# trying to understand stellar nucleosynthesis

Trying to create a periodic table that shows "where" elements are made. For example big bang, cosmic rays, stars, supernovae etc...but reading a lot about gold,and other heavy neutron rich elements, being formed in colliding neutron stars. Is there a definitive list of elements that may have been formed in neutron stars?

## 1 Answer

The elements you are talking about are created by the r-process - the rapid neutron capture onto heavy elements that can occur in neutron-rich environments. The r-process is probably responsible to some extent for all the most neutron rich (i.e. more neutrons than protons) nuclei with atomic masses above that of iron and is probably responsible for all elements heavier than lead and bismuth. However, there are three broad peaks in the solar-system abundances, centred at Germanium, Xenon and Platinum (the first, second and third r-process peaks), where the r-process is thought to dominate the production over competing processes such as the s- and p-processes (plot taken from here).

If one subtracts the expected contributions from other sources one can estimate the fraction of a given element that comes from the r-process (plot taken from here).

It is a contemporary astrophysical problem (i.e. there is no definitive answer) for the source of the r-process.

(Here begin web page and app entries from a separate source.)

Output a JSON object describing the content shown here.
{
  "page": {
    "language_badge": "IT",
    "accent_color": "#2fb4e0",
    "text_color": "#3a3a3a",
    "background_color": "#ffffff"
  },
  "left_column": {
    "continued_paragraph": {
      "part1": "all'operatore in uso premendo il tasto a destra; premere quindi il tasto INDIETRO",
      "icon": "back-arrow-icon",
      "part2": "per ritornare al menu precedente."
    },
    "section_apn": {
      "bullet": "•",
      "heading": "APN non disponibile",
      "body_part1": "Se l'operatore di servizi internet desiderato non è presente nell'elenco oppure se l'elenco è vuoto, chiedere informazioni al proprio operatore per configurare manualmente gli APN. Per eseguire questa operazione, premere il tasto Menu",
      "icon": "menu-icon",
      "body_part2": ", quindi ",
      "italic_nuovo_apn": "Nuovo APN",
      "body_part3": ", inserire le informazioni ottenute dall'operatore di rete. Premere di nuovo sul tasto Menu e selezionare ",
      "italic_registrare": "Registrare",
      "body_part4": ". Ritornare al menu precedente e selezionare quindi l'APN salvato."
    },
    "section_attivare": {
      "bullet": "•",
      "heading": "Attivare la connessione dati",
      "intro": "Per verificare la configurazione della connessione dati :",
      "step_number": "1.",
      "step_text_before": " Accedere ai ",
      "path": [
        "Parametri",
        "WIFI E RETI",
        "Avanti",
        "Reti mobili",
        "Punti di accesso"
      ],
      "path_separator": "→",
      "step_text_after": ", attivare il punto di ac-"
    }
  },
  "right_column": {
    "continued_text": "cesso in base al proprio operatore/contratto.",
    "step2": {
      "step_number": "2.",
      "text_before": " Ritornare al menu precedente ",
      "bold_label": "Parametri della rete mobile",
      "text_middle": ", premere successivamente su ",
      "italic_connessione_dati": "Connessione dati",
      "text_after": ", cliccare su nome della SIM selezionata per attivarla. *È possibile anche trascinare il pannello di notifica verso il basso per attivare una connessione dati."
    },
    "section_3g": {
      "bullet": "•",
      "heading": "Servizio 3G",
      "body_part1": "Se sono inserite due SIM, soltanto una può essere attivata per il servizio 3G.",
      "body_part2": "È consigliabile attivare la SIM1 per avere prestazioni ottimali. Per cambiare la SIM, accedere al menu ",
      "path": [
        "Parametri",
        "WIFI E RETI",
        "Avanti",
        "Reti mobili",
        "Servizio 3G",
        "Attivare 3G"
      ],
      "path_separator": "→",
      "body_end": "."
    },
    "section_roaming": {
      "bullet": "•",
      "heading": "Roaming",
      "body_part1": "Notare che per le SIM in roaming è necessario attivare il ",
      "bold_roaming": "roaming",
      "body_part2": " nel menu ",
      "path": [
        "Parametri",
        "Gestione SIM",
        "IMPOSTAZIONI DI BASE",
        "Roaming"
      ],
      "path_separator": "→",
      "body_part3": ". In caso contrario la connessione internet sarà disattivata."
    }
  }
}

In other words, it is an unsolved mystery as to what fraction of each r-process element comes from which astrophysical location and it may well vary as a function of cosmic time or location. The two main candidates for the sites of creation for r-process elements are core-collapse supernovae, the neutrino driven winds from supernovae and neutron star mergers.

The main problems to be solved are the detailed physics of supernova explosions and neutron star mergers, the relative populations and numbers of these events as a function of cosmic time and location and even the nuclear physics ingredients that go into calculating the yields of such elements.

A recent paper by van de Voort (2015) performs simulations that suggests most of the r-process elements in the universe could be created by neutron star mergers, and they point out that it is especially difficult for core-collapse supernovae to produce what are known as the "third-peak" r-process nuclei. These claims are all contentious, although the latter point about the heavier r-process elements is echoed in a number of previous works. (e.g. Wanajo 2013). Nevertheless, even this is disputed; for example Nishimura et al. (2015) perform simulations of rapidly rotating supernovae progenitors with strong magnetic fields and find that they can reproduce the abundance pattern of all the r-process elements seen in the Sun.

So if I wanted a vague stab in the dark at directly answering your question, I would choose the group of elements in the third r-process peak, with mass numbers $191 < A< 197$ as being most likely to have been (mostly) produced by neutron star mergers. This includes Osmium (192), Iridium (191, 193), Platinum (194, 195, 196) and possibly gold (197).